3. Posterity. How many of you collect vintage patterns? Did you know that they can sell for up to $350?? It goes without saying that patterns with intact tissue paper are worth a hell of a lot more than the ratty ones… Now, we may be jumping the gun just a little here… but you never know…!
4. Sewing for others. Same principal as the weight gain issue; you will only be able to make garments for people your same size or smaller if you cut the tissue paper.
Convinced? Then let’s start tracing…
Use pattern weights (or anything heavy) to keep your tracing paper in place. Trace off your chosen size, using a ruler and specialist curves wherever possible, copying all markings and notches. It’s a good idea to highlight the darts specific to your size to make tracing easier.
Remember to label your pattern pieces clearly so as to avoid muddling them up when you come back to them at a later date.
* Full Hip Adjustment
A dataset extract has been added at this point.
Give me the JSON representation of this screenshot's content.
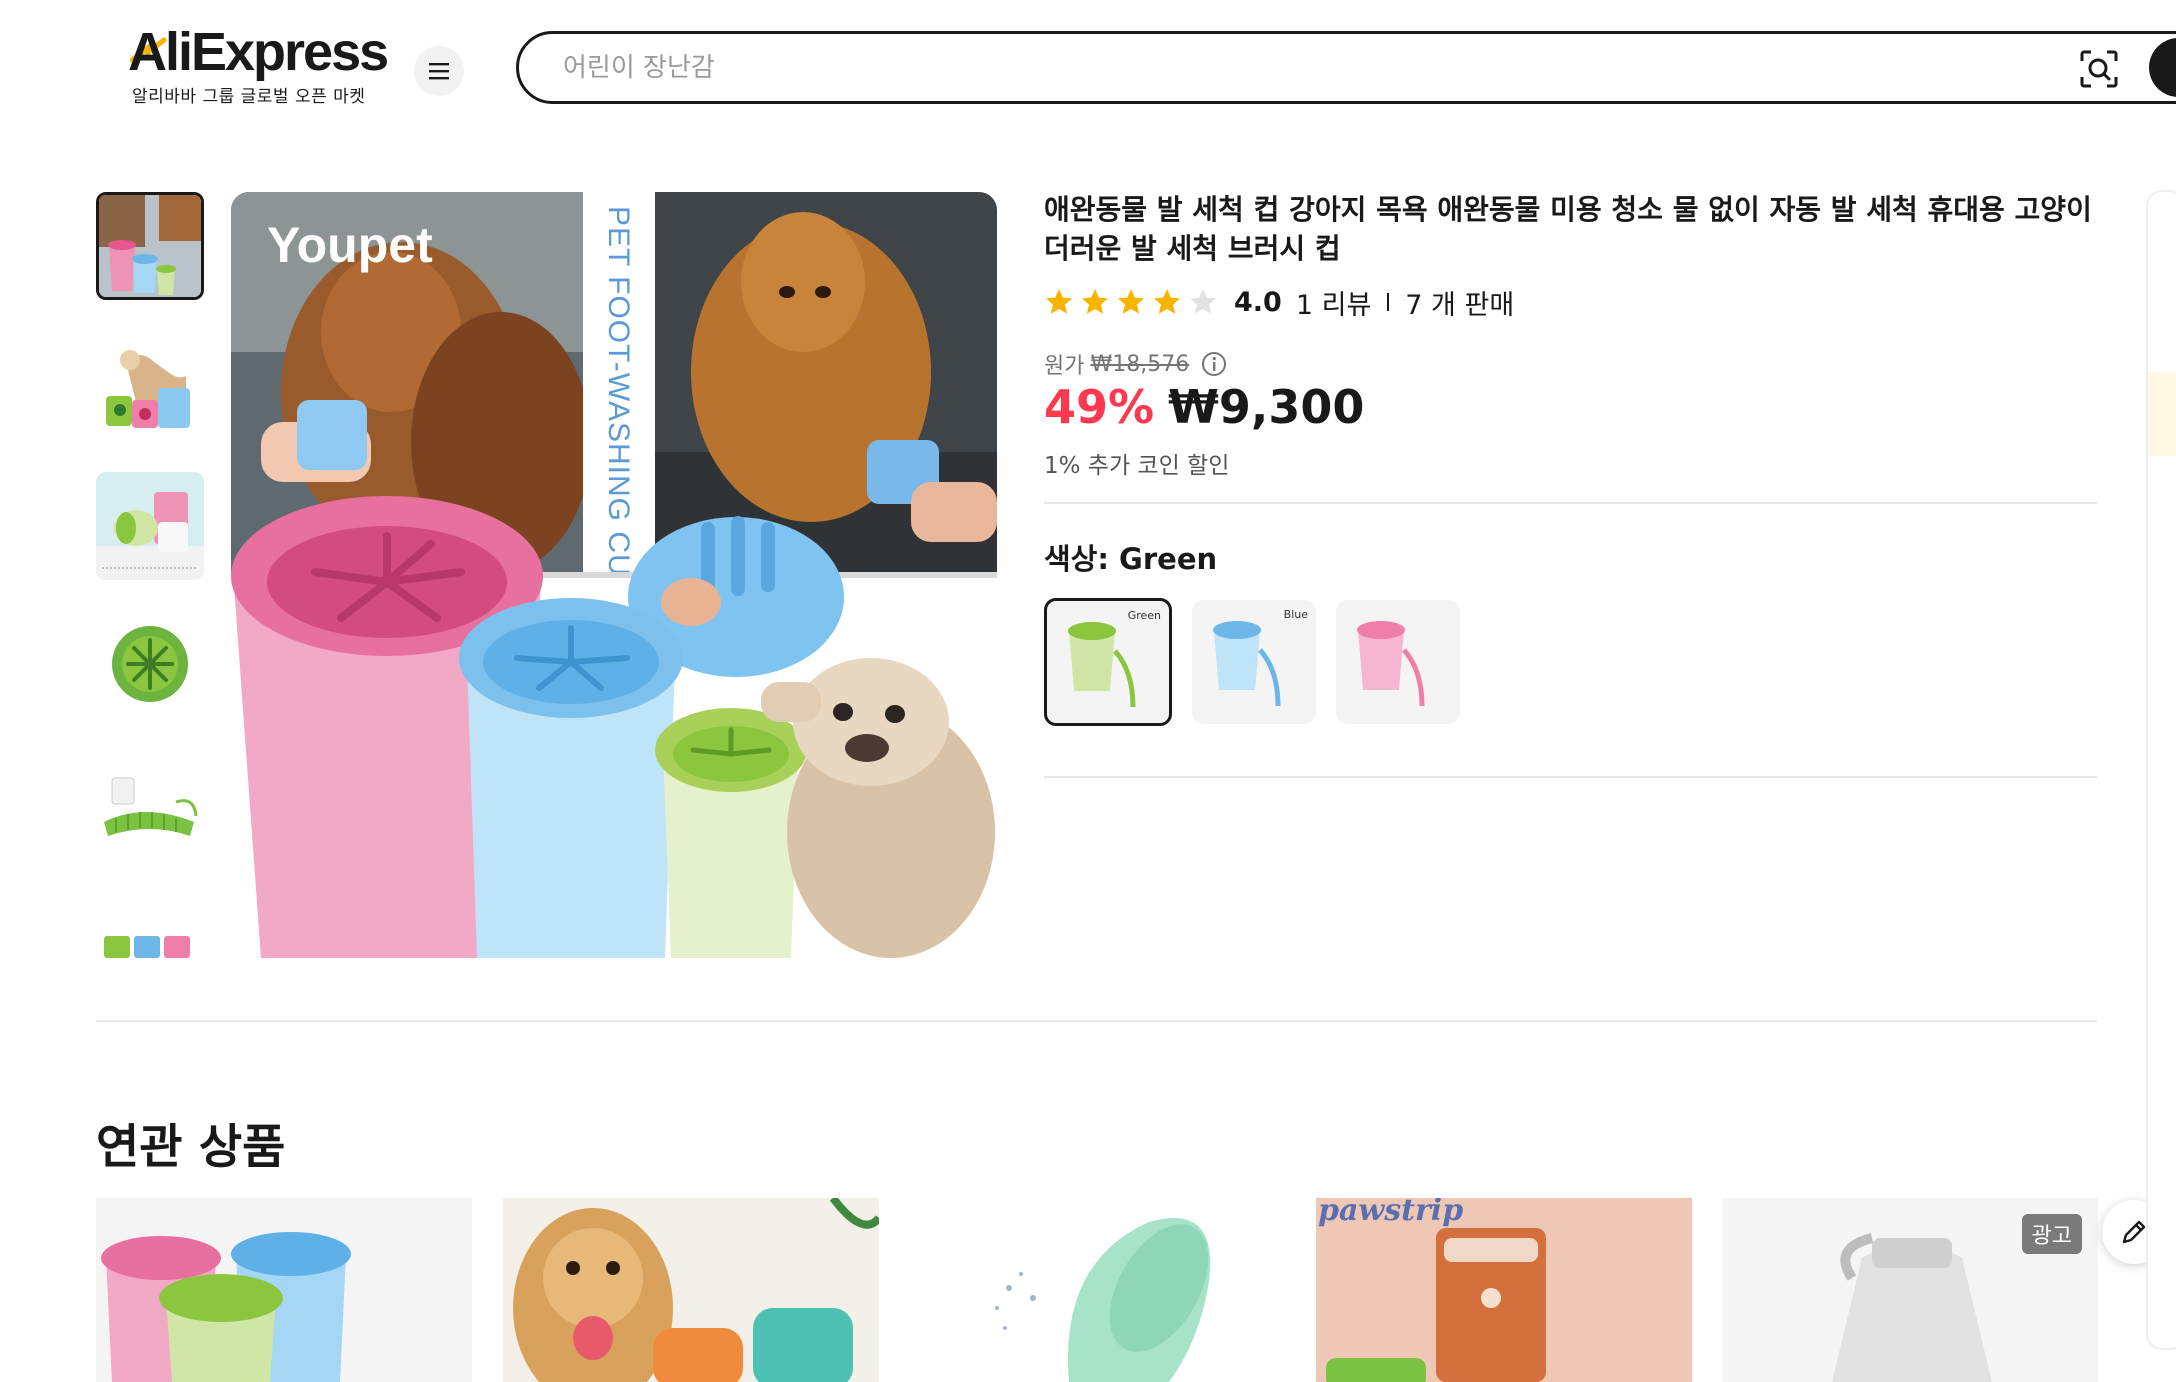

As we’ve stated on the pattern, the Charlotte skirt is designed with a curvaceous figure in mind. BHL’s very own Charlotte – this pattern’s namesake – is blessed with a teeny waist and juicy doubles. If she were to make this skirt in a size according to her waistline measurement, it would be too small around her bum, and she would’ve wasted precious fabric yardage. If you too have hips proportionately larger than your waist, it is super easy to adjust the pattern before you cut.
*Please bear in mind that we have allowed 1/2″ extra ease at the hip, so you will only need to do an FHA if your hip measurement is more than 1″ bigger than your “size” dictates*
First of all, mark your hip line on the pattern – this is about 10″ down from the waistline. Trace the lines representing the side seam for both your waistline “size” and your hip “size”. Then simply draw a new line smoothly connecting your waistline size to your hip size, using the image below as a guide. Repeat this for both the front and back pieces so they match.
Once you’ve traced and marked, carefully cut out all your pattern pieces.
Now it’s time to cut your fabric! Use the layplan in our instruction booklet as a guide for positioning your pattern pieces on your fabric, keeping them in place with weights (pins work too), and carefully cut out your fabric being sure to snip all notches and mark all darts. Our favourite way to cut is with a rotary cutter (like a pizza cutter) and cutting mat. This minimises any distortion of the fabric as you cut around the pattern pieces. If you are using a rotary cutter, be extra careful – fingers have almost been lost at their expense!
There are loads of different ways to mark darts – from tailor’s chalk to tacks to tracing wheels – but we like to do things quickly and simply. Using pins (and the image below as a guide), we mark the top of the darts with the length of the pin indicating the angle of the dart and a little horizontal pin to mark the point where the dart ends. We’ll be getting into the stitching of the darts in more detail in the second sewalong post. For now it’s just important to get all the construction information from the pattern marked onto your fabric.
And that’s all for today folks! We’ll be back on Thursday assembling our skirts – that’ll be darts, side seams and that elusive invisible zipper…
In the meantime, here’s the official Charlotte skirt sewalong badge and link if you want to add it to your blog, which will take you and your readers to all the sewalong posts in one click!